West Africans love to speak in proverbs and fables.
And any time I actually use one of the common proverbs here... in the local language, and in the right circumstances, my Nigerien friends just love it.
They love it too, when I goof up and misapply a saying, but that is for entirely different reasons.
I think this love of proverbs is part of their more relational, only-indirectly- confrontational-while-trying-hard-not-to-cause-a-friend-or-someone-valued-or-important-to-lose-face-and-be-shamed centered culture. I love that aspect of living here - communication that is very other centered... although frustration mounts rapidly when I just can't wrap my mind around the point of a particular proverb being shared...
Here's one of my favorites - a short fable found in many different African languages: I heard a naturalist at the local zoo tell this one to a group standing outside the hyena cages:

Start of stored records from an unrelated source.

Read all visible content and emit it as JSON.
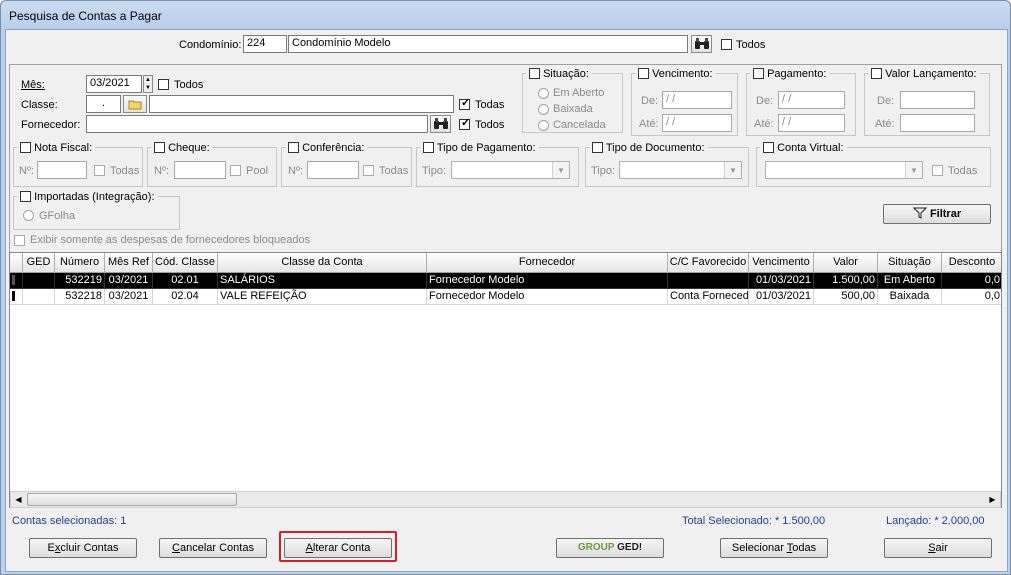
{
  "window": {
    "title": "Pesquisa de Contas a Pagar"
  },
  "top": {
    "condominio_label": "Condomínio:",
    "condominio_code": "224",
    "condominio_name": "Condomínio Modelo",
    "todos_label": "Todos"
  },
  "filters": {
    "mes_label": "Mês:",
    "mes_value": "03/2021",
    "mes_todos": "Todos",
    "classe_label": "Classe:",
    "classe_code": ".",
    "classe_todas": "Todas",
    "fornecedor_label": "Fornecedor:",
    "fornecedor_todos": "Todos",
    "situacao": {
      "title": "Situação:",
      "options": [
        "Em Aberto",
        "Baixada",
        "Cancelada"
      ]
    },
    "vencimento": {
      "title": "Vencimento:",
      "de": "De:",
      "ate": "Até:",
      "de_value": " / /",
      "ate_value": " / /"
    },
    "pagamento": {
      "title": "Pagamento:",
      "de": "De:",
      "ate": "Até:",
      "de_value": " / /",
      "ate_value": " / /"
    },
    "valor_lancamento": {
      "title": "Valor Lançamento:",
      "de": "De:",
      "ate": "Até:"
    },
    "nota_fiscal": {
      "title": "Nota Fiscal:",
      "no": "Nº:",
      "todas": "Todas"
    },
    "cheque": {
      "title": "Cheque:",
      "no": "Nº:",
      "pool": "Pool"
    },
    "conferencia": {
      "title": "Conferência:",
      "no": "Nº:",
      "todas": "Todas"
    },
    "tipo_pagamento": {
      "title": "Tipo de Pagamento:",
      "tipo": "Tipo:"
    },
    "tipo_documento": {
      "title": "Tipo de Documento:",
      "tipo": "Tipo:"
    },
    "conta_virtual": {
      "title": "Conta Virtual:",
      "todas": "Todas"
    },
    "importadas": {
      "title": "Importadas (Integração):",
      "gfolha": "GFolha"
    },
    "bloqueados_label": "Exibir somente as despesas de fornecedores bloqueados",
    "filtrar_label": "Filtrar"
  },
  "table": {
    "columns": [
      "GED",
      "Número",
      "Mês Ref",
      "Cód. Classe",
      "Classe da Conta",
      "Fornecedor",
      "C/C Favorecido",
      "Vencimento",
      "Valor",
      "Situação",
      "Desconto"
    ],
    "rows": [
      {
        "ged": "",
        "numero": "532219",
        "mes_ref": "03/2021",
        "cod_classe": "02.01",
        "classe": "SALÁRIOS",
        "fornecedor": "Fornecedor Modelo",
        "cc_favorecido": "",
        "vencimento": "01/03/2021",
        "valor": "1.500,00",
        "situacao": "Em Aberto",
        "desconto": "0,0"
      },
      {
        "ged": "",
        "numero": "532218",
        "mes_ref": "03/2021",
        "cod_classe": "02.04",
        "classe": "VALE REFEIÇÃO",
        "fornecedor": "Fornecedor Modelo",
        "cc_favorecido": "Conta Forneced",
        "vencimento": "01/03/2021",
        "valor": "500,00",
        "situacao": "Baixada",
        "desconto": "0,0"
      }
    ]
  },
  "status": {
    "contas_selecionadas": "Contas selecionadas: 1",
    "total_selecionado": "Total Selecionado: * 1.500,00",
    "lancado": "Lançado: * 2.000,00"
  },
  "buttons": {
    "excluir_pre": "E",
    "excluir_u": "x",
    "excluir_post": "cluir Contas",
    "cancelar_u": "C",
    "cancelar_post": "ancelar Contas",
    "alterar_u": "A",
    "alterar_post": "lterar Conta",
    "ged_logo_a": "GROUP",
    "ged_logo_b": "GED!",
    "selecionar_pre": "Selecionar ",
    "selecionar_u": "T",
    "selecionar_post": "odas",
    "sair_u": "S",
    "sair_post": "air"
  },
  "colors": {
    "highlight": "#d81f26",
    "status_text": "#1f3f8f",
    "selected_row": "#000000"
  }
}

"A very hungry hyena went out on the plains to hunt for food. He came to a branch in the bush road where the two paths veered off in different directions. He saw two goats caught in the thickets at the far end of the two different paths. With his mouth watering in anticipation, he decided that his left leg would follow the left path and his right leg the right path. As the two paths continued to veer in different directions he tried to follow them both at once. Finally he split in two." (This and many other proverbs and fables can be found at afriprov.org .)
Do you know a proverb from your mother language or home culture
that says essentially the same thing?
I'm thinking of one...
What are some things you do to try and conform to or show acceptance and appreciation for your adopted culture?